In spending time around artists with the resources and infrastructure that Jay and Beyoncé have, what do you see as the biggest benefits — and biggest hindrances — those resources afford their creative processes?

The benefits are obvious. Infrastructure allows for more organization which supports the right kind of atmosphere for more vertical growth. More hands on deck not only furthers the economic scope of every business engagement, but also expands the sphere of influence that everyone involved has over their respective niches. Each new deal maps out more and more new and exciting financial territory. Wherever two or more autonomous spheres overlap one another, there you have a new opportunity to change the landscape of business. Whether or not that change is in your favor depends upon how you choose to act when faced with the opportunity to act. When two or more elements come together in the name of mutual progress marvelous things occur. It’s like the difference in threat levels between five individual fingers all spread out versus one tightly wound fist. There’s no competition. If winning is your thing then you will naturally make a fist.

I think the hindrances are not so obvious. From what I can tell, from the outside looking in, at a distance, it seems like with much help comes much delegation which creates a need for more counsel which then gives way to further delay. The smallest item of discussion can drag on for months and months with no favorable end in sight. It becomes harder and harder to shift sensibilities on a dime after a while, which is something that’s vital to any truly healthy creative process. It’s the kind of mental and executive agility that requires lots of wide open space in order to thrive. You can’t run that kind of animal on a treadmill; it’s too wild and much too dense. A positive work environment will always have one or two human dynamos on deck. Sometimes, like in the recent case of someone like Ye, there are certain investors that may go so far as to say, “Fuck it. It’s a necessary evil. We’ll just fucking stomach it, until we can’t no more, because we need it. For now. Then we’ll get rid of it when we’re done.” Time to change the battery, I guess. I digress.

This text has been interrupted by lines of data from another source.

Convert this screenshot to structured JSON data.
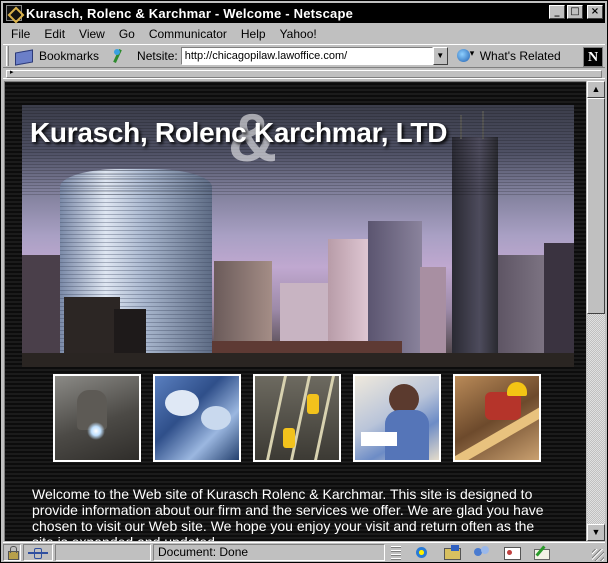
{
  "window": {
    "title": "Kurasch, Rolenc & Karchmar - Welcome - Netscape",
    "minimize": "_",
    "maximize": "□",
    "close": "×"
  },
  "menu": {
    "items": [
      "File",
      "Edit",
      "View",
      "Go",
      "Communicator",
      "Help",
      "Yahoo!"
    ]
  },
  "toolbar": {
    "bookmarks_label": "Bookmarks",
    "netsite_label": "Netsite:",
    "url": "http://chicagopilaw.lawoffice.com/",
    "url_dropdown": "▼",
    "whats_related_label": "What's Related",
    "logo_letter": "N",
    "collapse_arrow": "▸"
  },
  "page": {
    "firm_title": "Kurasch, Rolenc   Karchmar, LTD",
    "ampersand": "&",
    "welcome_text": "Welcome to the Web site of Kurasch Rolenc & Karchmar. This site is designed to provide information about our firm and the services we offer. We are glad you have chosen to visit our Web site. We hope you enjoy your visit and return often as the site is expanded and updated."
  },
  "scrollbar": {
    "up": "▲",
    "down": "▼"
  },
  "status": {
    "text": "Document: Done"
  },
  "icons": {
    "app": "netscape-n-icon",
    "bookmarks": "bookmarks-icon",
    "netsite": "netsite-icon",
    "related": "whats-related-icon",
    "lock": "security-lock-icon",
    "connection": "connection-icon",
    "navigator": "navigator-icon",
    "mail": "mailbox-icon",
    "news": "discussion-groups-icon",
    "address_book": "address-book-icon",
    "composer": "composer-icon"
  }
}
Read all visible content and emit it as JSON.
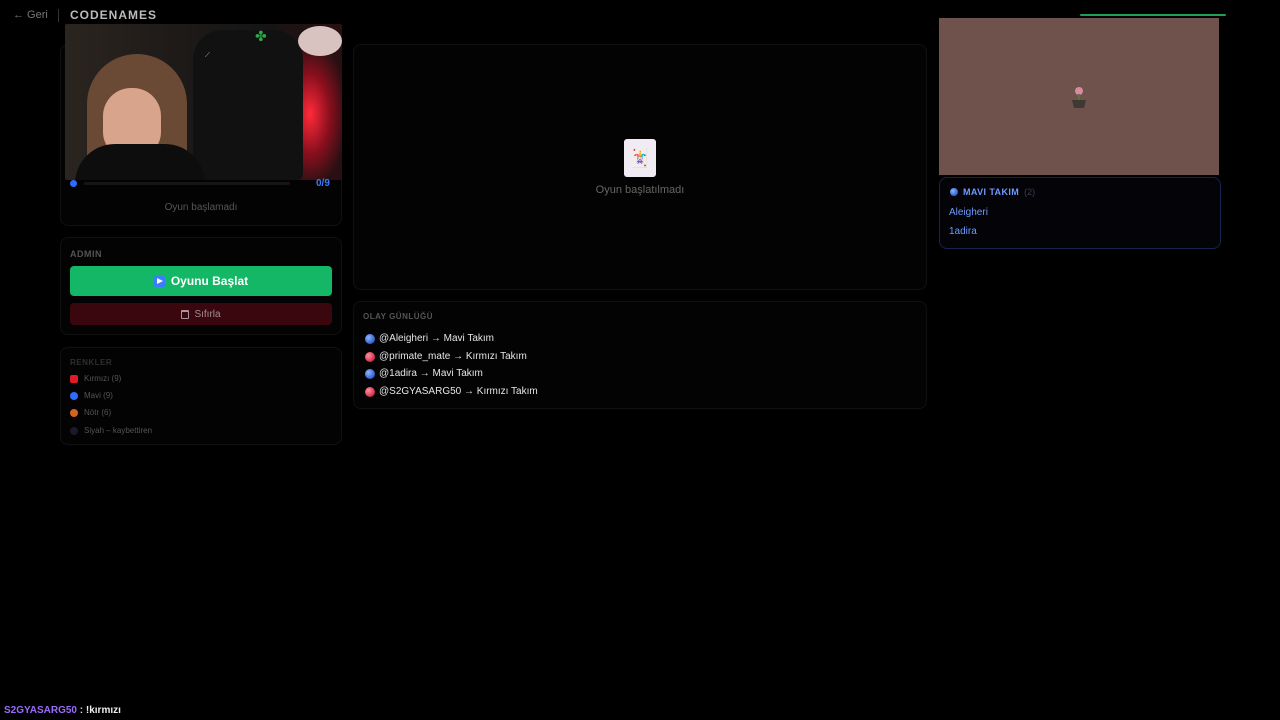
{
  "header": {
    "back_label": "← Geri",
    "title": "CODENAMES"
  },
  "left": {
    "progress_text": "0/9",
    "status_text": "Oyun başlamadı",
    "admin": {
      "heading": "ADMIN",
      "start_label": "Oyunu Başlat",
      "reset_label": "Sıfırla"
    },
    "colors": {
      "heading": "RENKLER",
      "items": [
        {
          "label": "Kırmızı (9)",
          "color": "#e01b24"
        },
        {
          "label": "Mavi (9)",
          "color": "#2e6bff"
        },
        {
          "label": "Nötr (6)",
          "color": "#d4651f"
        },
        {
          "label": "Siyah – kaybettiren",
          "color": "#1a1a2a"
        }
      ]
    }
  },
  "board": {
    "status_text": "Oyun başlatılmadı"
  },
  "log": {
    "heading": "OLAY GÜNLÜĞÜ",
    "entries": [
      {
        "text": "@Aleigheri → Mavi Takım",
        "team": "blue"
      },
      {
        "text": "@primate_mate → Kırmızı Takım",
        "team": "red"
      },
      {
        "text": "@1adira → Mavi Takım",
        "team": "blue"
      },
      {
        "text": "@S2GYASARG50 → Kırmızı Takım",
        "team": "red"
      }
    ]
  },
  "right": {
    "team": {
      "name": "MAVI TAKIM",
      "count": "(2)",
      "members": [
        "Aleigheri",
        "1adira"
      ]
    }
  },
  "chat": {
    "user": "S2GYASARG50",
    "separator": " : ",
    "message": "!kırmızı",
    "user_color": "#9b6bff"
  }
}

As I was saying before, It’s like the difference between an oil tanker and a cigarette boat. It takes a lot of time, manpower, and calculations to turn one around versus the other. Each has it’s own limitations. Behemoths are slow-moving by nature. So much money, influence, and power tied up into certain interests, so many entities bound by one common aim, so much red tape, so many checks and balances, etc. It’s the difference between a little kid running for student body president in 4th grade and a senator running for president of the United States of America. Levels … Alexa, play Meek Mill!

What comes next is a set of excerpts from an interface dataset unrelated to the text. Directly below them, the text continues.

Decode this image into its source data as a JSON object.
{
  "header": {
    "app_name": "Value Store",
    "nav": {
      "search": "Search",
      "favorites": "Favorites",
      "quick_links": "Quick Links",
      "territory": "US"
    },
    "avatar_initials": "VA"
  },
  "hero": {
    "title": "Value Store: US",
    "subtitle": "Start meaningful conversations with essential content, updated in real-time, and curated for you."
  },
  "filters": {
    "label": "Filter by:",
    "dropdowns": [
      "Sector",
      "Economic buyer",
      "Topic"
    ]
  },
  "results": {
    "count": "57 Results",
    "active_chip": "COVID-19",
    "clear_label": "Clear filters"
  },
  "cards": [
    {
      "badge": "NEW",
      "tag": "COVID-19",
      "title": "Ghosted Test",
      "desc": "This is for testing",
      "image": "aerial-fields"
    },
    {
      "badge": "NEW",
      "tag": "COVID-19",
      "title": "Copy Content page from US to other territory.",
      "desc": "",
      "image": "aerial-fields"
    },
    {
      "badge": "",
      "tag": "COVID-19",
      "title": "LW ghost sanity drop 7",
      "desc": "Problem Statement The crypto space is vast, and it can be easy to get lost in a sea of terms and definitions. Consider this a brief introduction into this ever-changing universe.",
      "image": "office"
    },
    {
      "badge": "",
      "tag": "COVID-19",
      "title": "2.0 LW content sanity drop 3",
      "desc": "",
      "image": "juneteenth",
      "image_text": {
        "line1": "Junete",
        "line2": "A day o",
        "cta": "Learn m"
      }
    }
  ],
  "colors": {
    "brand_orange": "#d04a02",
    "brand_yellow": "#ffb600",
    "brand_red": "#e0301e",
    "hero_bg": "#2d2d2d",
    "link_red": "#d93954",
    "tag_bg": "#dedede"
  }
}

What would Mach-Hommy rap like if he were a billionaire?

He wouldn’t.

When a verse or song you write doesn’t come out for whatever reason, do you often repurpose lines for future verses? Or does everything exist as a finished piece, whether it sees the light of day or not?

It’s half and half really. Some things beckon you. No matter what happens, they will find their way to the public — certain things. And then, some others just aren’t that fortunate. I have entire albums that have never left the studio sessions. Never even bounced a single draft to play in the car (nothing). And then, there’s verses that get second chances at life, reincarnation. You might find little bits and pieces here and there. It all depends.

I had heard a rumor you were on the Jay Electronica record. Then “Stellar Ray Theory” comes out, with the line about dudes “on message boards planting seeds of discord” and a reference to “40 days and 40 nights.” I took those to be about Jay Elec. Were they?

That’s preposterous, Paul.


The Making of Mach-Hommy, Part 3: The Neverending Story